    Digital comics are incredibly popular and if artists, writers and indie publishers work together, it’s possible to build an equitable future for all parties, ensuring a diverse range of material gets published. :-)

  8. I think as far as indie pamphlet-format comics go, there will be either a switch to digital or no comics in that format at all. It just doesn’t make sense for us to publish individual print issues anymore. There’s just not enough demand in the direct market. You can see the trend toward web comics with the self-publishers with the collectives that have been forming.

    Print superhero comics in pamphlet form will stick around longer, I’m sure. But otherwise, I think those publishers not in the superhero niche will continue the trend toward graphic novels, with digital installments or digital versions of those graphic novels an additional format.

    And the gift cards… that’s something we’ve put on the list to explore.

  9. I suspect the digital comics are helping the graphic novel market. Some people are fine with reading a 22 page book once a month (or whatever) on screen, but if they decide they want to re-read the entire story line (or a trip or on a comfy couch), we’ll that’s a bit much and they buy the TPB.

  10. I think small-to-medium-size indie comic publishers may give up “pamphlets” fairly soon. I agree with Jennifer that the superhero comic will stick around in that format for a while. I’m seeing a lot more self-published comic books of the fold and staple variety than I have in a long time. Printing on demand from places like Ka-Blam have made it cost effective for a creator, or especially a small collective, to print this format.
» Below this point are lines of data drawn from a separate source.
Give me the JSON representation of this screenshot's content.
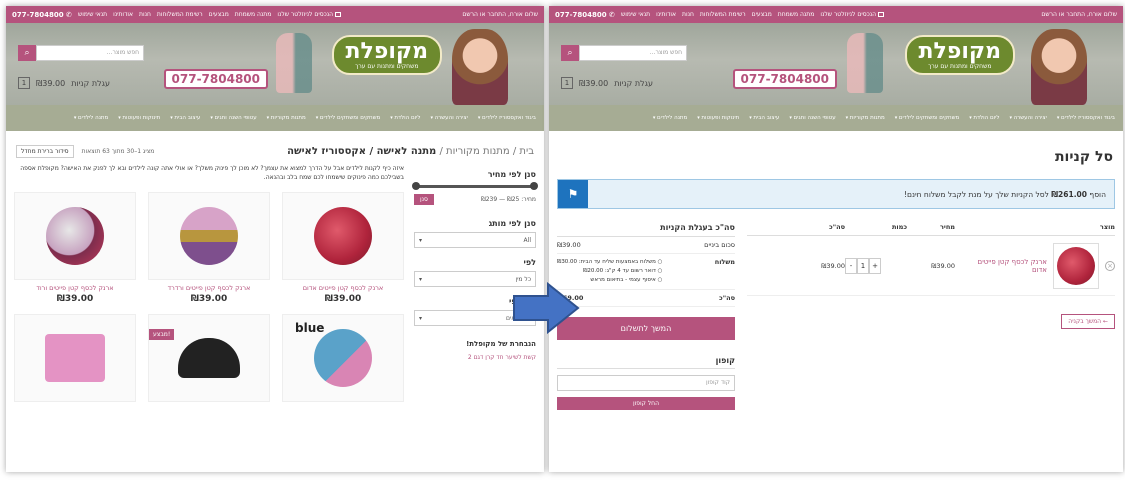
{
  "topbar": {
    "greeting": "שלום אורח, התחבר או הרשם",
    "links": [
      "הנכסים לניוזלטר שלנו",
      "מתנה משמחת",
      "מבצעים",
      "רשימת המשלוחות",
      "חנות",
      "אודותינו",
      "תנאי שימוש"
    ],
    "phone": "077-7804800"
  },
  "banner": {
    "logo_name": "מקופלת",
    "logo_tag": "משחקים ומתנות עם ערך",
    "phone": "077-7804800",
    "search_placeholder": "חפש מוצר...",
    "search_icon": "search-icon",
    "cart_label": "עגלת קניות",
    "cart_total": "₪39.00",
    "cart_count": "1"
  },
  "nav": [
    "ביגוד ואקססוריז לילדים",
    "יצירה והעשרה",
    "ליום הולדת",
    "משחקים ומשחקים לילדים",
    "מתנות מקוריות",
    "עטופי השנה וחגים",
    "עיצוב הבית",
    "תינוקות ופעוטות",
    "מתנה לילדים"
  ],
  "left": {
    "crumb_home": "בית",
    "crumb_mid": "מתנות מקוריות",
    "crumb_current": "מתנה לאישה / אקססוריז לאישה",
    "result_count": "מציג 1–30 מתוך 63 תוצאות",
    "sort": "סידור ברירת מחדל",
    "intro": "איזה כיף לקנות לילדים אבל על הדרך למצוא את עצמך? לא מוכן לך פינוק משלך? או אולי אתה קונה לילדים ובא לך לפנק את האישה? מקופלת אספה בשבילכם כמה פינוקים שישמחו לכם שמח בלב ובהנאה.",
    "filter_price": "סנן לפי מחיר",
    "price_range": "מחיר: ₪25 — ₪239",
    "filter_btn": "סנן",
    "filter_brand": "סנן לפי מותג",
    "brand_value": "All",
    "filter_type": "לפי",
    "type_value": "כל מין",
    "filter_gender": "סנן לפי",
    "gender_value": "כל גילאים",
    "promo_title": "הנבחרת של מקופלת!",
    "promo_item": "קשת לשיער חד קרן דגם 2",
    "sale_badge": "!מבצע",
    "blue_label": "blue",
    "products": [
      {
        "name": "ארנק לכסף קטן פייטים אדום",
        "price": "₪39.00"
      },
      {
        "name": "ארנק לכסף קטן פייטים ורדרד",
        "price": "₪39.00"
      },
      {
        "name": "ארנק לכסף קטן פייטים ורוד",
        "price": "₪39.00"
      }
    ]
  },
  "right": {
    "title": "סל קניות",
    "notice_pre": "הוסף",
    "notice_amount": "₪261.00",
    "notice_post": "לסל הקניות שלך על מנת לקבל משלוח חינם!",
    "col_product": "מוצר",
    "col_price": "מחיר",
    "col_qty": "כמות",
    "col_subtotal": "סה\"כ",
    "item_name": "ארנק לכסף קטן פייטים אדום",
    "item_price": "₪39.00",
    "item_qty": "1",
    "item_subtotal": "₪39.00",
    "continue": "← המשך בקניה",
    "totals_title": "סה\"כ בעגלת הקניות",
    "subtotal_label": "סכום ביניים",
    "subtotal_value": "₪39.00",
    "shipping_label": "משלוח",
    "ship_opts": [
      "משלוח באמצעות שליח עד הבית: ₪30.00",
      "דואר רשום עד 4 ק\"ג: ₪20.00",
      "איסוף עצמי - בתיאום מראש"
    ],
    "total_label": "סה\"כ",
    "total_value": "₪69.00",
    "checkout": "המשך לתשלום",
    "coupon_title": "קופון",
    "coupon_placeholder": "קוד קופון",
    "coupon_btn": "החל קופון"
  },
  "colors": {
    "brand": "#b5537d",
    "nav": "#a6ac94",
    "notice": "#1e73be",
    "arrow": "#4472c4"
  }
}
    But the economy of scale for publishers of SLGs size, does make it reasonable that they would move to GNs only.

    I wonder how Love the Way You Love did from Oni? I thought that was perfect for a mini-series. I love the digest size. At any length.